**What the task requires**
Write out every line of the material as it stands, apart from the pictures.

★ ★ ★ ★ ★

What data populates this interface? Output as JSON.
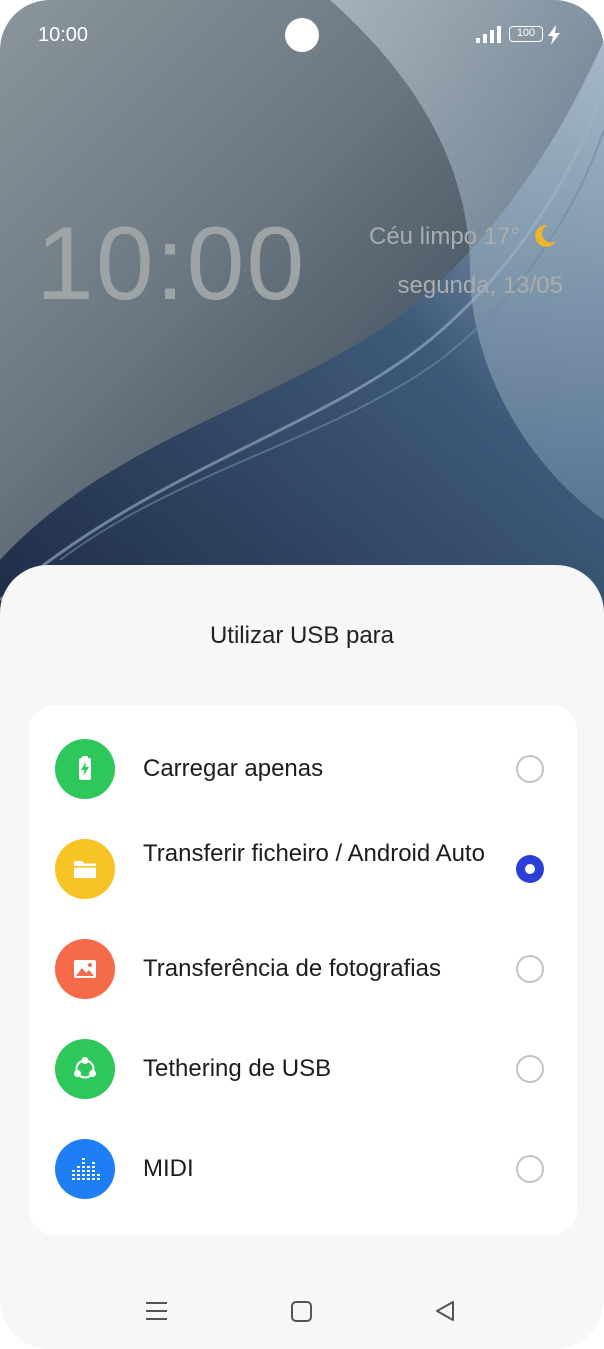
{
  "status_bar": {
    "time": "10:00",
    "battery_level": "100",
    "icons": [
      "signal-icon",
      "battery-icon",
      "charging-bolt-icon"
    ]
  },
  "lock_screen": {
    "clock": "10:00",
    "weather": "Céu limpo 17°",
    "weather_icon": "moon-icon",
    "date": "segunda, 13/05"
  },
  "usb_dialog": {
    "title": "Utilizar USB para",
    "options": [
      {
        "label": "Carregar apenas",
        "icon": "battery-charging-icon",
        "color": "#2dc75c",
        "selected": false
      },
      {
        "label": "Transferir ficheiro / Android Auto",
        "icon": "folder-icon",
        "color": "#f7c325",
        "selected": true
      },
      {
        "label": "Transferência de fotografias",
        "icon": "image-icon",
        "color": "#f56a48",
        "selected": false
      },
      {
        "label": "Tethering de USB",
        "icon": "share-network-icon",
        "color": "#2dc75c",
        "selected": false
      },
      {
        "label": "MIDI",
        "icon": "equalizer-icon",
        "color": "#1e7ff5",
        "selected": false
      }
    ],
    "accent_color": "#2b3ed6"
  },
  "navigation_bar": {
    "buttons": [
      "menu-icon",
      "home-icon",
      "back-icon"
    ]
  }
}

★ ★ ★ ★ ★

**Output of the exercise**
What data populates this interface? Output as JSON.
{
  "status_bar": {
    "time": "10:00",
    "battery_level": "100",
    "icons": [
      "signal-icon",
      "battery-icon",
      "charging-bolt-icon"
    ]
  },
  "lock_screen": {
    "clock": "10:00",
    "weather": "Céu limpo 17°",
    "weather_icon": "moon-icon",
    "date": "segunda, 13/05"
  },
  "usb_dialog": {
    "title": "Utilizar USB para",
    "options": [
      {
        "label": "Carregar apenas",
        "icon": "battery-charging-icon",
        "color": "#2dc75c",
        "selected": false
      },
      {
        "label": "Transferir ficheiro / Android Auto",
        "icon": "folder-icon",
        "color": "#f7c325",
        "selected": true
      },
      {
        "label": "Transferência de fotografias",
        "icon": "image-icon",
        "color": "#f56a48",
        "selected": false
      },
      {
        "label": "Tethering de USB",
        "icon": "share-network-icon",
        "color": "#2dc75c",
        "selected": false
      },
      {
        "label": "MIDI",
        "icon": "equalizer-icon",
        "color": "#1e7ff5",
        "selected": false
      }
    ],
    "accent_color": "#2b3ed6"
  },
  "navigation_bar": {
    "buttons": [
      "menu-icon",
      "home-icon",
      "back-icon"
    ]
  }
}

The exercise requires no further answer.